● WORK INSTRUCTION
Each record needs to be retyped exactly, though its pictures should not appear.

(Web page and app entries)

******

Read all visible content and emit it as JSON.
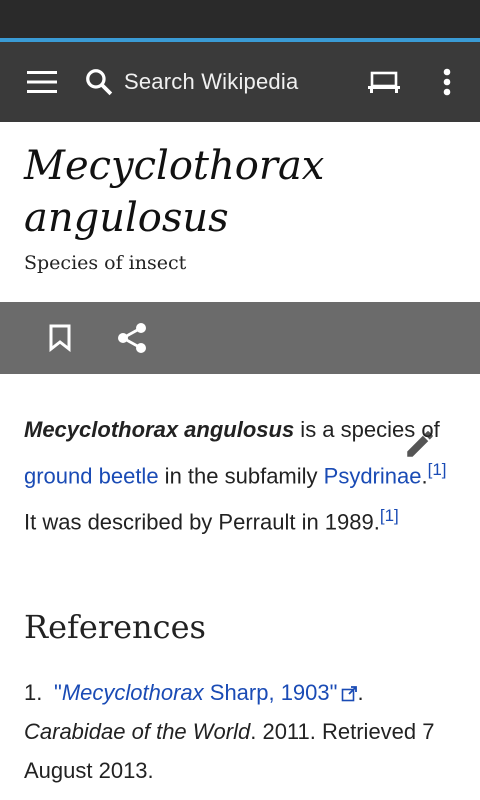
{
  "toolbar": {
    "search_placeholder": "Search Wikipedia"
  },
  "page": {
    "title_line1": "Mecyclothorax",
    "title_line2": "angulosus",
    "description": "Species of insect"
  },
  "article": {
    "subject": "Mecyclothorax angulosus",
    "text1": " is a species of ",
    "link_ground_beetle": "ground beetle",
    "text2": " in the subfamily ",
    "link_psydrinae": "Psydrinae",
    "text3": ".",
    "cite1": "[1]",
    "text4": " It was described by Perrault in 1989.",
    "cite2": "[1]"
  },
  "references": {
    "heading": "References",
    "items": [
      {
        "number": "1.",
        "quote_open": "\"",
        "genus": "Mecyclothorax",
        "rest": " Sharp, 1903",
        "quote_close": "\"",
        "after_link": ". ",
        "work": "Carabidae of the World",
        "tail": ". 2011. Retrieved 7 August 2013."
      }
    ]
  },
  "colors": {
    "status_bar": "#2a2a2a",
    "toolbar": "#3a3a3a",
    "progress": "#3a9bd5",
    "action_bar": "#6b6b6b",
    "link": "#1a4bb5"
  },
  "icons": [
    "menu-icon",
    "search-icon",
    "tabs-icon",
    "overflow-icon",
    "bookmark-icon",
    "share-icon",
    "edit-icon",
    "external-link-icon"
  ]
}
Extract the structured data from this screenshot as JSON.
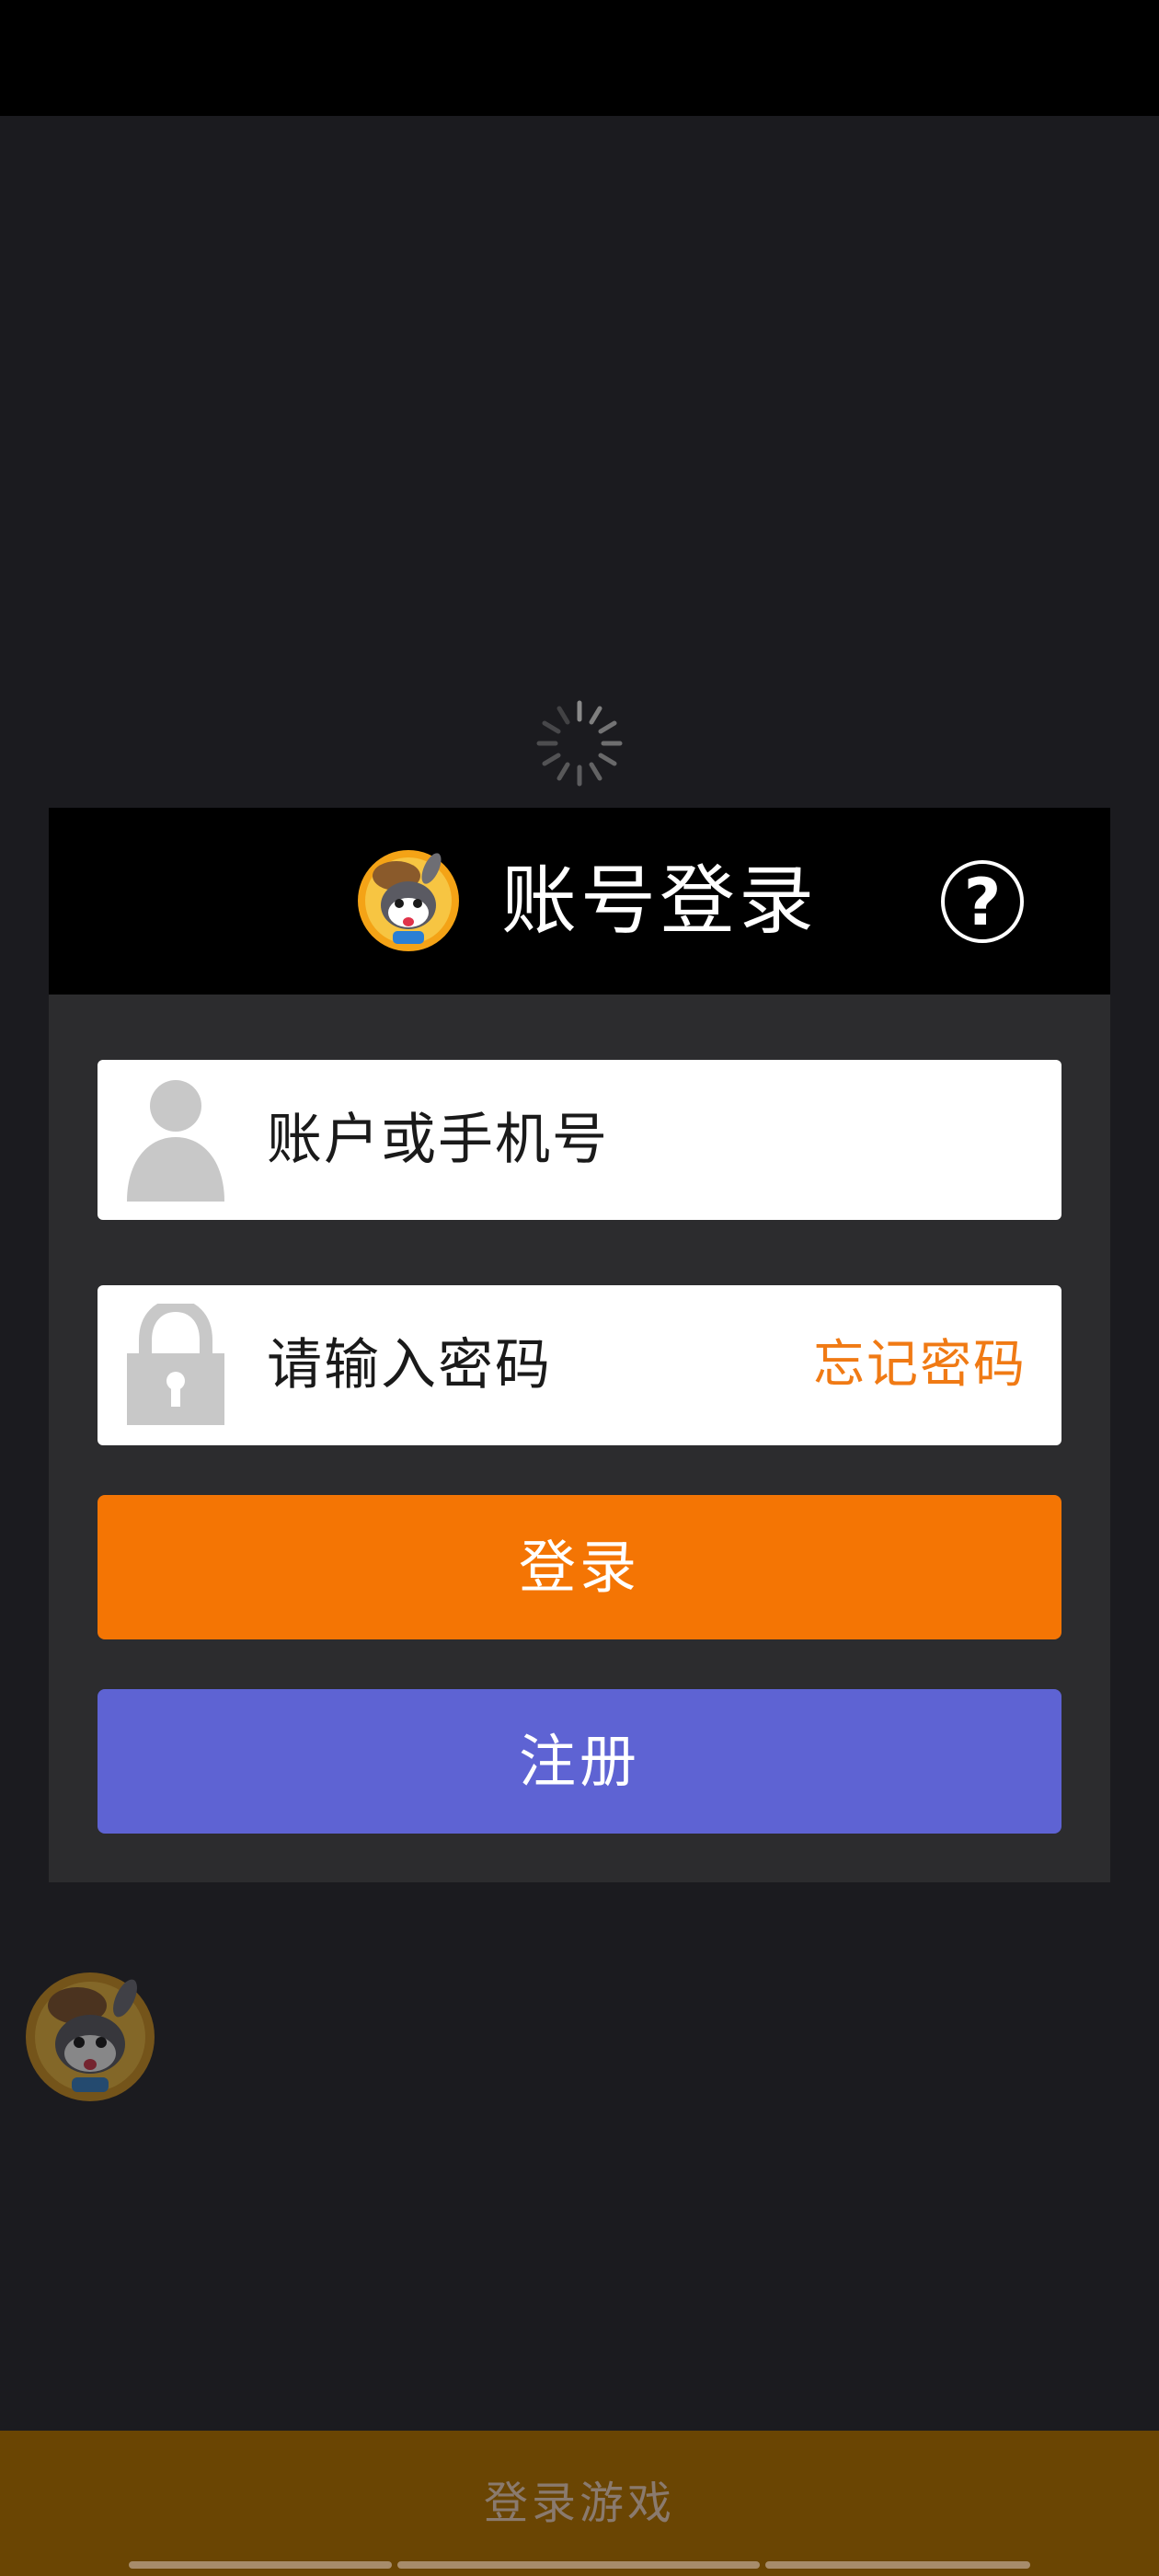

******

● SOLUTION FOR THIS EXERCISE
Read all visible content and emit it as JSON.
{
  "toolbar": {
    "search_placeholder": "Search Wikipedia"
  },
  "page": {
    "title_line1": "Mecyclothorax",
    "title_line2": "angulosus",
    "description": "Species of insect"
  },
  "article": {
    "subject": "Mecyclothorax angulosus",
    "text1": " is a species of ",
    "link_ground_beetle": "ground beetle",
    "text2": " in the subfamily ",
    "link_psydrinae": "Psydrinae",
    "text3": ".",
    "cite1": "[1]",
    "text4": " It was described by Perrault in 1989.",
    "cite2": "[1]"
  },
  "references": {
    "heading": "References",
    "items": [
      {
        "number": "1.",
        "quote_open": "\"",
        "genus": "Mecyclothorax",
        "rest": " Sharp, 1903",
        "quote_close": "\"",
        "after_link": ". ",
        "work": "Carabidae of the World",
        "tail": ". 2011. Retrieved 7 August 2013."
      }
    ]
  },
  "colors": {
    "status_bar": "#2a2a2a",
    "toolbar": "#3a3a3a",
    "progress": "#3a9bd5",
    "action_bar": "#6b6b6b",
    "link": "#1a4bb5"
  },
  "icons": [
    "menu-icon",
    "search-icon",
    "tabs-icon",
    "overflow-icon",
    "bookmark-icon",
    "share-icon",
    "edit-icon",
    "external-link-icon"
  ]
}
Extract the structured data from this screenshot as JSON.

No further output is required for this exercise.